◆ Action item
Images do not belong in the copy. Retype all the entries below exactly.

◆ Supplied data
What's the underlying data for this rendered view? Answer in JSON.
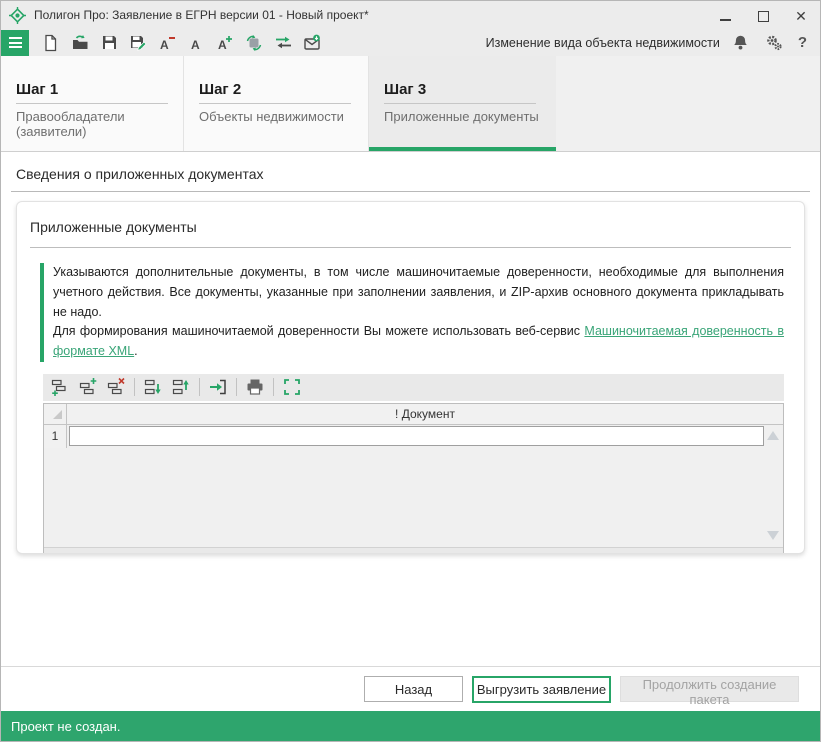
{
  "window": {
    "title": "Полигон Про: Заявление в ЕГРН версии 01 - Новый проект*",
    "close_glyph": "✕",
    "control_icons": [
      "minimize-icon",
      "maximize-icon",
      "close-icon"
    ]
  },
  "toolbar": {
    "left_icons": [
      "menu-icon",
      "new-document-icon",
      "open-folder-icon",
      "save-icon",
      "save-edit-icon",
      "font-decrease-icon",
      "font-reset-icon",
      "font-increase-icon",
      "convert-xml-icon",
      "transfer-icon",
      "send-mail-icon"
    ],
    "right_caption": "Изменение вида объекта недвижимости",
    "right_icons": [
      "bell-icon",
      "settings-gears-icon",
      "help-icon"
    ],
    "help_glyph": "?"
  },
  "tabs": [
    {
      "step": "Шаг 1",
      "label": "Правообладатели (заявители)",
      "active": false
    },
    {
      "step": "Шаг 2",
      "label": "Объекты недвижимости",
      "active": false
    },
    {
      "step": "Шаг 3",
      "label": "Приложенные документы",
      "active": true
    }
  ],
  "section": {
    "title": "Сведения о приложенных документах"
  },
  "card": {
    "title": "Приложенные документы",
    "info": {
      "paragraph1": "Указываются дополнительные документы, в том числе машиночитаемые доверенности, необходимые для выполнения учетного действия. Все документы, указанные при заполнении заявления, и ZIP-архив основного документа прикладывать не надо.",
      "paragraph2_prefix": "Для формирования машиночитаемой доверенности Вы можете использовать веб-сервис ",
      "link_text": "Машиночитаемая доверенность в формате XML",
      "paragraph2_suffix": "."
    },
    "grid_toolbar_icons": [
      "add-row-icon",
      "insert-row-icon",
      "delete-row-icon",
      "move-row-down-icon",
      "move-row-up-icon",
      "import-row-icon",
      "print-icon",
      "expand-table-icon"
    ],
    "table": {
      "column_header": "! Документ",
      "rows": [
        {
          "num": "1",
          "value": ""
        }
      ]
    }
  },
  "footer": {
    "back_label": "Назад",
    "upload_label": "Выгрузить заявление",
    "continue_label": "Продолжить создание пакета"
  },
  "statusbar": {
    "text": "Проект не создан."
  },
  "colors": {
    "accent": "#27a567",
    "status_bg": "#2ea56d",
    "link": "#3aa578",
    "active_tab_bg": "#ebebeb"
  }
}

◆ Answer to this exercise
What's the underlying data for this rendered view? Answer in JSON.
{
  "window": {
    "title": "Полигон Про: Заявление в ЕГРН версии 01 - Новый проект*",
    "close_glyph": "✕",
    "control_icons": [
      "minimize-icon",
      "maximize-icon",
      "close-icon"
    ]
  },
  "toolbar": {
    "left_icons": [
      "menu-icon",
      "new-document-icon",
      "open-folder-icon",
      "save-icon",
      "save-edit-icon",
      "font-decrease-icon",
      "font-reset-icon",
      "font-increase-icon",
      "convert-xml-icon",
      "transfer-icon",
      "send-mail-icon"
    ],
    "right_caption": "Изменение вида объекта недвижимости",
    "right_icons": [
      "bell-icon",
      "settings-gears-icon",
      "help-icon"
    ],
    "help_glyph": "?"
  },
  "tabs": [
    {
      "step": "Шаг 1",
      "label": "Правообладатели (заявители)",
      "active": false
    },
    {
      "step": "Шаг 2",
      "label": "Объекты недвижимости",
      "active": false
    },
    {
      "step": "Шаг 3",
      "label": "Приложенные документы",
      "active": true
    }
  ],
  "section": {
    "title": "Сведения о приложенных документах"
  },
  "card": {
    "title": "Приложенные документы",
    "info": {
      "paragraph1": "Указываются дополнительные документы, в том числе машиночитаемые доверенности, необходимые для выполнения учетного действия. Все документы, указанные при заполнении заявления, и ZIP-архив основного документа прикладывать не надо.",
      "paragraph2_prefix": "Для формирования машиночитаемой доверенности Вы можете использовать веб-сервис ",
      "link_text": "Машиночитаемая доверенность в формате XML",
      "paragraph2_suffix": "."
    },
    "grid_toolbar_icons": [
      "add-row-icon",
      "insert-row-icon",
      "delete-row-icon",
      "move-row-down-icon",
      "move-row-up-icon",
      "import-row-icon",
      "print-icon",
      "expand-table-icon"
    ],
    "table": {
      "column_header": "! Документ",
      "rows": [
        {
          "num": "1",
          "value": ""
        }
      ]
    }
  },
  "footer": {
    "back_label": "Назад",
    "upload_label": "Выгрузить заявление",
    "continue_label": "Продолжить создание пакета"
  },
  "statusbar": {
    "text": "Проект не создан."
  },
  "colors": {
    "accent": "#27a567",
    "status_bg": "#2ea56d",
    "link": "#3aa578",
    "active_tab_bg": "#ebebeb"
  }
}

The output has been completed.